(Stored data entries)
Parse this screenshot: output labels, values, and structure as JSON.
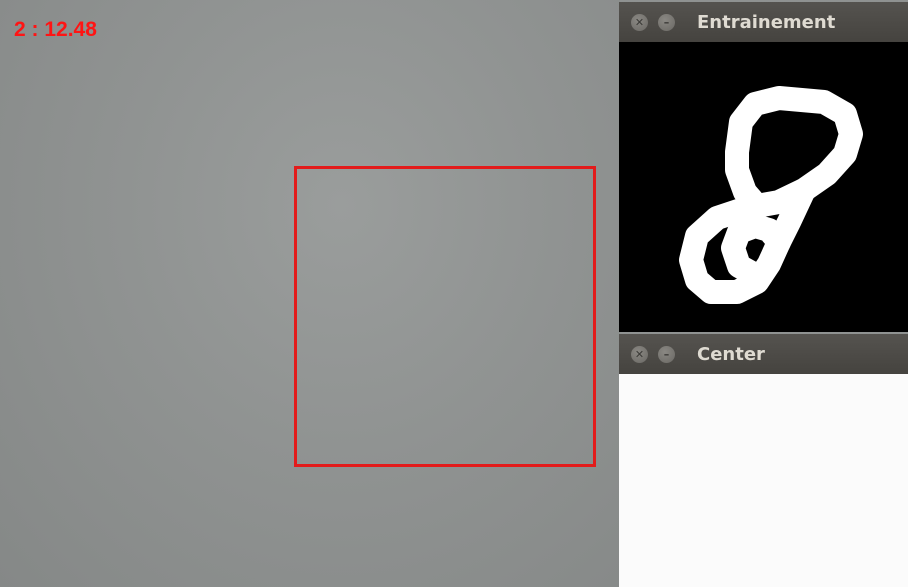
{
  "overlay": {
    "prediction_text": "2 : 12.48"
  },
  "windows": {
    "training": {
      "title": "Entrainement",
      "digit_icon": "handwritten-digit-8"
    },
    "center": {
      "title": "Center"
    }
  },
  "colors": {
    "overlay_text": "#ff1414",
    "roi_box": "#e31b1b",
    "titlebar": "#4d4b47",
    "title_text": "#dfdbd2"
  }
}
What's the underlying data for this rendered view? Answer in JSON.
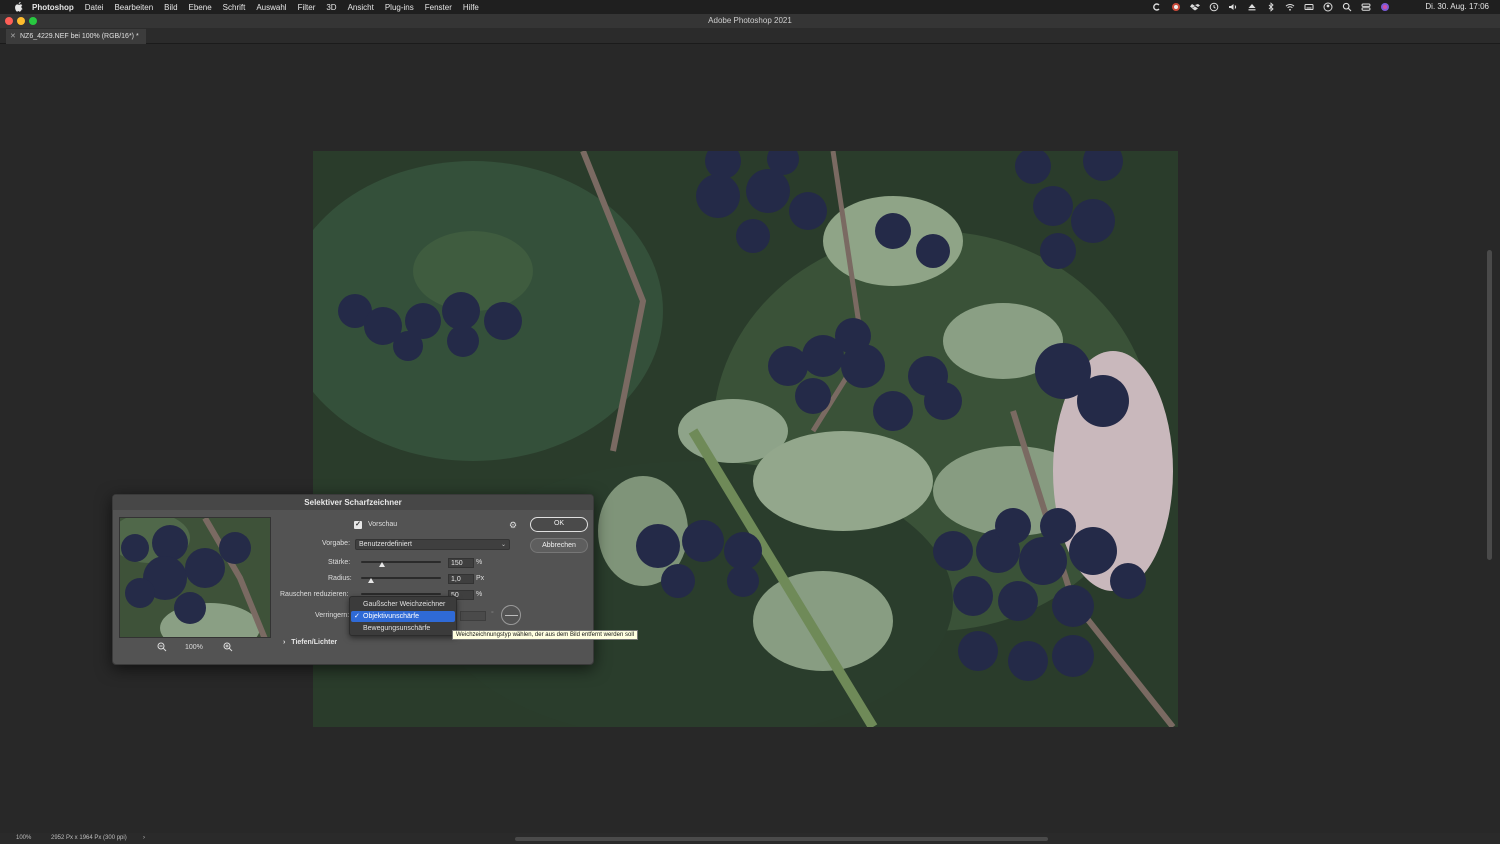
{
  "menubar": {
    "app": "Photoshop",
    "items": [
      "Datei",
      "Bearbeiten",
      "Bild",
      "Ebene",
      "Schrift",
      "Auswahl",
      "Filter",
      "3D",
      "Ansicht",
      "Plug-ins",
      "Fenster",
      "Hilfe"
    ],
    "clock": "Di. 30. Aug. 17:06"
  },
  "window": {
    "title": "Adobe Photoshop 2021"
  },
  "document": {
    "tab_label": "NZ6_4229.NEF bei 100% (RGB/16*) *"
  },
  "statusbar": {
    "zoom": "100%",
    "info": "2952 Px x 1964 Px (300 ppi)",
    "arrow": "›"
  },
  "dialog": {
    "title": "Selektiver Scharfzeichner",
    "preview_label": "Vorschau",
    "preview_checked": true,
    "zoom": "100%",
    "ok": "OK",
    "cancel": "Abbrechen",
    "preset_label": "Vorgabe:",
    "preset_value": "Benutzerdefiniert",
    "amount_label": "Stärke:",
    "amount_value": "150",
    "amount_unit": "%",
    "radius_label": "Radius:",
    "radius_value": "1,0",
    "radius_unit": "Px",
    "noise_label": "Rauschen reduzieren:",
    "noise_value": "50",
    "noise_unit": "%",
    "remove_label": "Verringern:",
    "degree": "°",
    "shadows_highlights": "Tiefen/Lichter"
  },
  "dropdown": {
    "options": [
      "Gaußscher Weichzeichner",
      "Objektivunschärfe",
      "Bewegungsunschärfe"
    ],
    "selected_index": 1,
    "check": "✓"
  },
  "tooltip": "Weichzeichnungstyp wählen, der aus dem Bild entfernt werden soll",
  "colors": {
    "accent": "#2f6ad6",
    "dialog_bg": "#535353",
    "workspace": "#282828"
  }
}
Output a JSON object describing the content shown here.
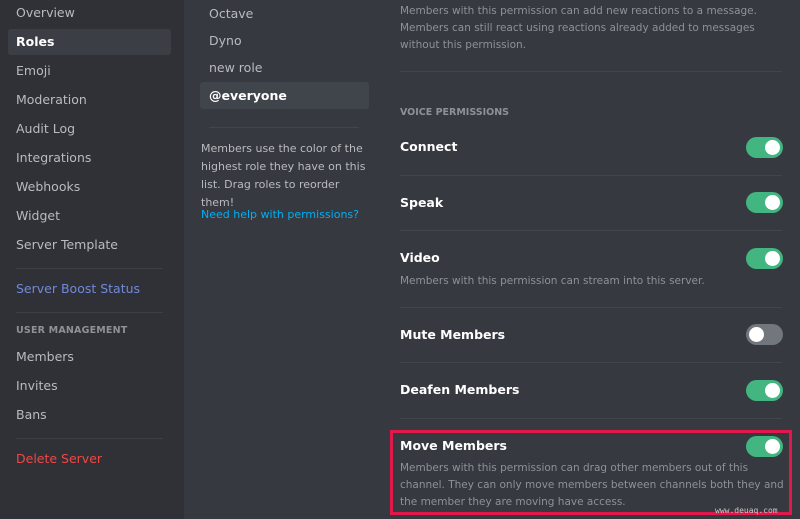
{
  "sidebar": {
    "items": [
      {
        "label": "Overview"
      },
      {
        "label": "Roles",
        "active": true
      },
      {
        "label": "Emoji"
      },
      {
        "label": "Moderation"
      },
      {
        "label": "Audit Log"
      },
      {
        "label": "Integrations"
      },
      {
        "label": "Webhooks"
      },
      {
        "label": "Widget"
      },
      {
        "label": "Server Template"
      }
    ],
    "boost": "Server Boost Status",
    "user_management_header": "USER MANAGEMENT",
    "user_items": [
      {
        "label": "Members"
      },
      {
        "label": "Invites"
      },
      {
        "label": "Bans"
      }
    ],
    "delete": "Delete Server"
  },
  "roles": {
    "items": [
      {
        "label": "Octave"
      },
      {
        "label": "Dyno"
      },
      {
        "label": "new role"
      },
      {
        "label": "@everyone",
        "active": true
      }
    ],
    "help_text": "Members use the color of the highest role they have on this list. Drag roles to reorder them!",
    "help_link": "Need help with permissions?"
  },
  "permissions": {
    "top_description": "Members with this permission can add new reactions to a message. Members can still react using reactions already added to messages without this permission.",
    "section": "VOICE PERMISSIONS",
    "items": [
      {
        "title": "Connect",
        "enabled": true,
        "description": ""
      },
      {
        "title": "Speak",
        "enabled": true,
        "description": ""
      },
      {
        "title": "Video",
        "enabled": true,
        "description": "Members with this permission can stream into this server."
      },
      {
        "title": "Mute Members",
        "enabled": false,
        "description": ""
      },
      {
        "title": "Deafen Members",
        "enabled": true,
        "description": ""
      },
      {
        "title": "Move Members",
        "enabled": true,
        "description": "Members with this permission can drag other members out of this channel. They can only move members between channels both they and the member they are moving have access."
      }
    ]
  },
  "watermark": "www.deuaq.com",
  "colors": {
    "toggle_on": "#43b581",
    "toggle_off": "#72767d",
    "highlight": "#e0184c",
    "link": "#00b0f4",
    "boost": "#7289da",
    "danger": "#f04747"
  }
}
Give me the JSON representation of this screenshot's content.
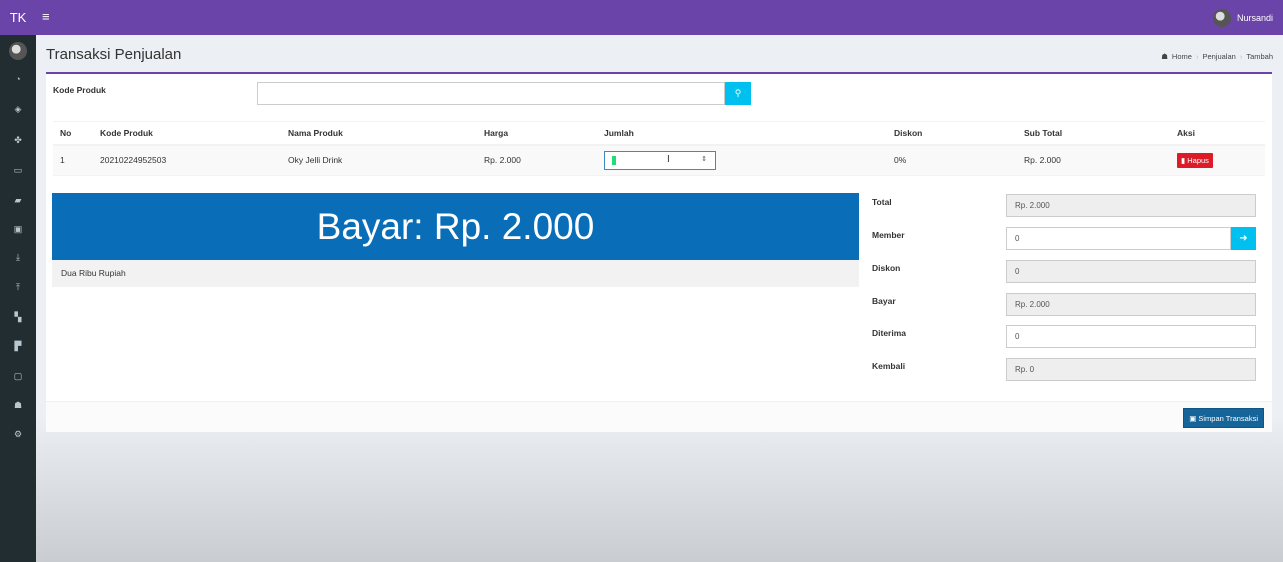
{
  "navbar": {
    "brand": "TK",
    "menu_icon": "≡",
    "user_name": "Nursandi"
  },
  "sidebar": {
    "items": [
      {
        "name": "dashboard-icon",
        "glyph": "◔"
      },
      {
        "name": "cube-icon",
        "glyph": "◈"
      },
      {
        "name": "cubes-icon",
        "glyph": "✤"
      },
      {
        "name": "card-icon",
        "glyph": "▭"
      },
      {
        "name": "truck-icon",
        "glyph": "▰"
      },
      {
        "name": "money-icon",
        "glyph": "▣"
      },
      {
        "name": "download-icon",
        "glyph": "⤓"
      },
      {
        "name": "upload-icon",
        "glyph": "⤒"
      },
      {
        "name": "cart-icon",
        "glyph": "▚"
      },
      {
        "name": "cart-plus-icon",
        "glyph": "▛"
      },
      {
        "name": "pdf-icon",
        "glyph": "▢"
      },
      {
        "name": "users-icon",
        "glyph": "☗"
      },
      {
        "name": "cogs-icon",
        "glyph": "⚙"
      }
    ]
  },
  "page": {
    "title": "Transaksi Penjualan",
    "breadcrumb": {
      "home": "Home",
      "middle": "Penjualan",
      "current": "Tambah"
    }
  },
  "form": {
    "kode_produk_label": "Kode Produk",
    "kode_produk_value": ""
  },
  "table": {
    "headers": [
      "No",
      "Kode Produk",
      "Nama Produk",
      "Harga",
      "Jumlah",
      "Diskon",
      "Sub Total",
      "Aksi"
    ],
    "rows": [
      {
        "no": "1",
        "kode": "20210224952503",
        "nama": "Oky Jelli Drink",
        "harga": "Rp. 2.000",
        "jumlah": "1",
        "diskon": "0%",
        "subtotal": "Rp. 2.000",
        "aksi": "Hapus"
      }
    ]
  },
  "bayar_banner": "Bayar: Rp. 2.000",
  "terbilang": "Dua Ribu Rupiah",
  "summary": {
    "total_label": "Total",
    "total": "Rp. 2.000",
    "member_label": "Member",
    "member": "0",
    "diskon_label": "Diskon",
    "diskon": "0",
    "bayar_label": "Bayar",
    "bayar": "Rp. 2.000",
    "diterima_label": "Diterima",
    "diterima": "0",
    "kembali_label": "Kembali",
    "kembali": "Rp. 0"
  },
  "save_button": "Simpan Transaksi",
  "colors": {
    "navbar": "#6a44a8",
    "sidebar": "#222d32",
    "banner": "#0a6db7",
    "info": "#00c0ef",
    "danger": "#dd1c2a"
  }
}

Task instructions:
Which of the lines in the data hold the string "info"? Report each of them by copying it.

Result of this task:
    "info": "2952 Px x 1964 Px (300 ppi)",
    "info": "#00c0ef",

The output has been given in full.